I don’t ordinarily see painting as a documentary medium, but yesterday, a bit of news from the BBC (Artistic clues to coastal change) changed my mind. Coastal engineer Dr. Robin McInnes used 400 19th century paintings as a record of erosion along portions of the English coast:
He was standing in London’s Tate Gallery, admiring a painting entitled Pegwell Bay, Kent – a recollection of October 5th 1858 by Pre-Raphaelite artist William Dyce, when the thought struck him that the detailed accurate depiction of groynes and foreshore, despite being painted 150 years ago, might be of use in his work as a coastal engineer.
Dr McInnes began to examine images from the 1770s to the 1920s. From more than 400 paintings, prints and illustrations he drew up a scale to asses how useful such artworks were as coastal engineering tools.
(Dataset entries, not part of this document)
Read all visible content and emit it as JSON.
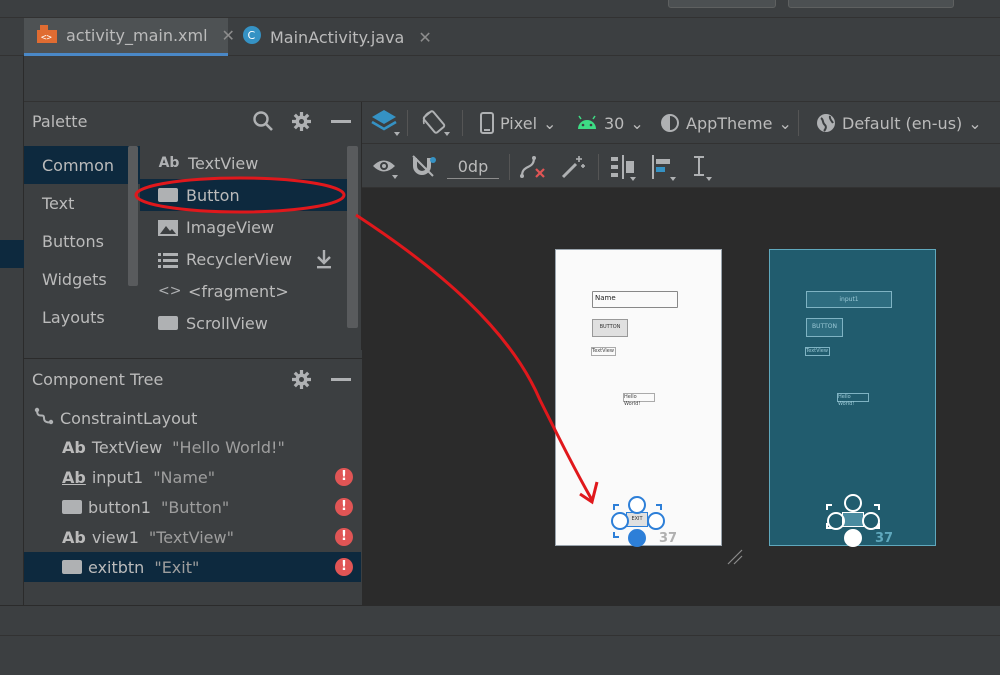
{
  "tabs": [
    {
      "label": "activity_main.xml",
      "icon": "xml-layout-icon"
    },
    {
      "label": "MainActivity.java",
      "icon": "java-class-icon"
    }
  ],
  "palette": {
    "title": "Palette",
    "categories": [
      "Common",
      "Text",
      "Buttons",
      "Widgets",
      "Layouts"
    ],
    "items": [
      {
        "label": "TextView",
        "icon": "ab"
      },
      {
        "label": "Button",
        "icon": "button-rect"
      },
      {
        "label": "ImageView",
        "icon": "image"
      },
      {
        "label": "RecyclerView",
        "icon": "list"
      },
      {
        "label": "<fragment>",
        "icon": "code"
      },
      {
        "label": "ScrollView",
        "icon": "scroll-rect"
      }
    ]
  },
  "component_tree": {
    "title": "Component Tree",
    "items": [
      {
        "label": "ConstraintLayout",
        "value": "",
        "warning": false
      },
      {
        "label": "TextView",
        "value": "\"Hello World!\"",
        "warning": false
      },
      {
        "label": "input1",
        "value": "\"Name\"",
        "warning": true
      },
      {
        "label": "button1",
        "value": "\"Button\"",
        "warning": true
      },
      {
        "label": "view1",
        "value": "\"TextView\"",
        "warning": true
      },
      {
        "label": "exitbtn",
        "value": "\"Exit\"",
        "warning": true
      }
    ]
  },
  "toolbar": {
    "device": "Pixel",
    "api_level": "30",
    "theme": "AppTheme",
    "locale": "Default (en-us)",
    "margin": "0dp"
  },
  "design_preview": {
    "name_field": "Name",
    "button_label": "BUTTON",
    "textview_label": "TextView",
    "hello_label": "Hello World!",
    "exit_label": "EXIT",
    "number": "37"
  },
  "blueprint_preview": {
    "input_label": "input1",
    "button_label": "BUTTON",
    "textview_label": "TextView",
    "hello_label": "Hello World!",
    "number": "37"
  },
  "colors": {
    "selection": "#0d293e",
    "warning": "#e05555",
    "annotation": "#e0181c",
    "blueprint": "#215c6e"
  }
}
“The ranking system is based on four or five factors, it is a qualitative assessment,” he said. “I looked at issues such as the material and the nature of the media, oil paintings versus prints; generally, water colour allowed the most accurate depiction. The next question was what do they actually show, do they provide understanding of the geology or beach levels? I gave each a score for that. Also to time periods, from a coastal engineers point of view, the most relevant period is when rapid coastal development took place.”
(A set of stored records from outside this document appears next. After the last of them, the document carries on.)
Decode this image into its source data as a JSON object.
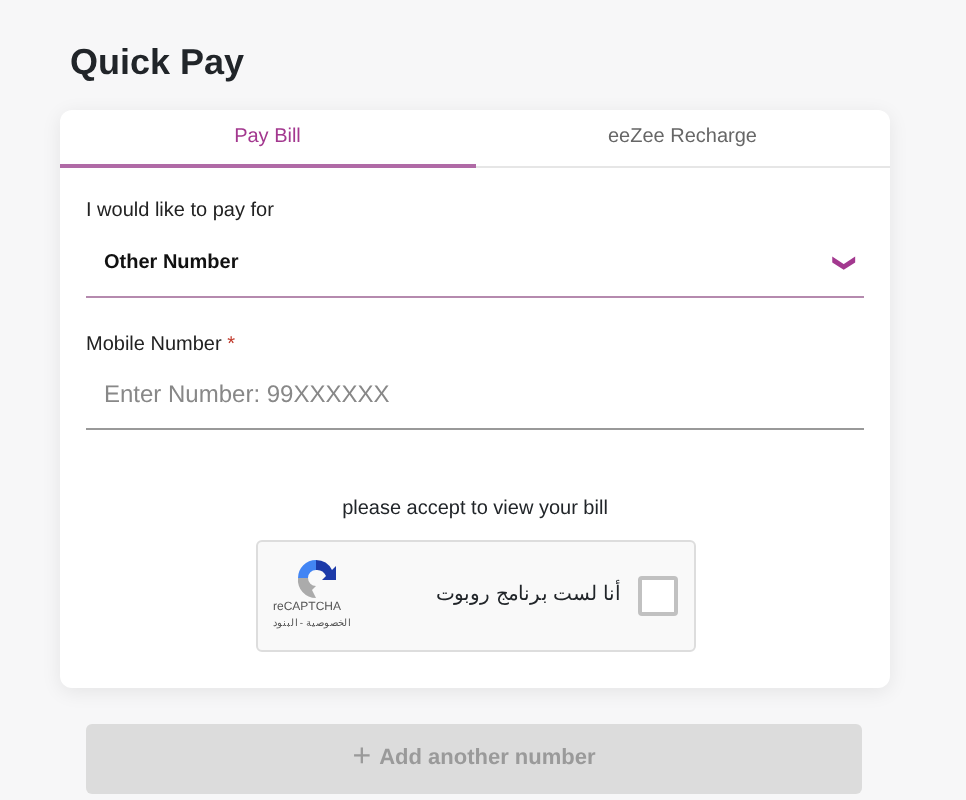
{
  "title": "Quick Pay",
  "tabs": [
    {
      "label": "Pay Bill",
      "selected": true
    },
    {
      "label": "eeZee Recharge",
      "selected": false
    }
  ],
  "pay_for": {
    "label": "I would like to pay for",
    "value": "Other Number",
    "caret": "❯"
  },
  "mobile_number": {
    "label": "Mobile Number",
    "required_mark": "*",
    "placeholder": "Enter Number: 99XXXXXX"
  },
  "captcha": {
    "prompt": "please accept to view your bill",
    "checkbox_label": "أنا لست برنامج روبوت",
    "checked": false,
    "brand": "reCAPTCHA",
    "links": "الخصوصية - البنود"
  },
  "add_button": {
    "icon": "+",
    "label": "Add another number",
    "disabled": true
  }
}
He also gave marks for the accuracy of the artistic style, and whether the painting showed the topography. “In Italian landscape style accuracy was not the prime consideration, (whereas) traditional Victorian coastal painting was the most accurate as the idea was to provide an exact image to take home.“
If a painting isn’t strictly realist in the same way that a photograph is, until abstraction came along, it essentially served the purpose that photography does today, and paintings can reasonably be divided into either the documentary or imaginative style much in the same way that photographs can be divided into those that document an event exactly and those that are set up by the artist either as a mode of expression or a document representative of some broader non-specific truth. In a sense, much of photography is an extension of the history of realist painting, and it makes sense to me if photography courses included a bit of the history of painting. Inspiration comes as easily from paintings as photographs.
Last but not least, happy new year! My photo-related resolutions for 2009 are fairly basic:
- see more exhibitions and attend more openings
- think more deeply about photos I see and build up a body of serious writing/criticism
- complete one focused project of at least 40 photos
- be more selective in my shooting and editing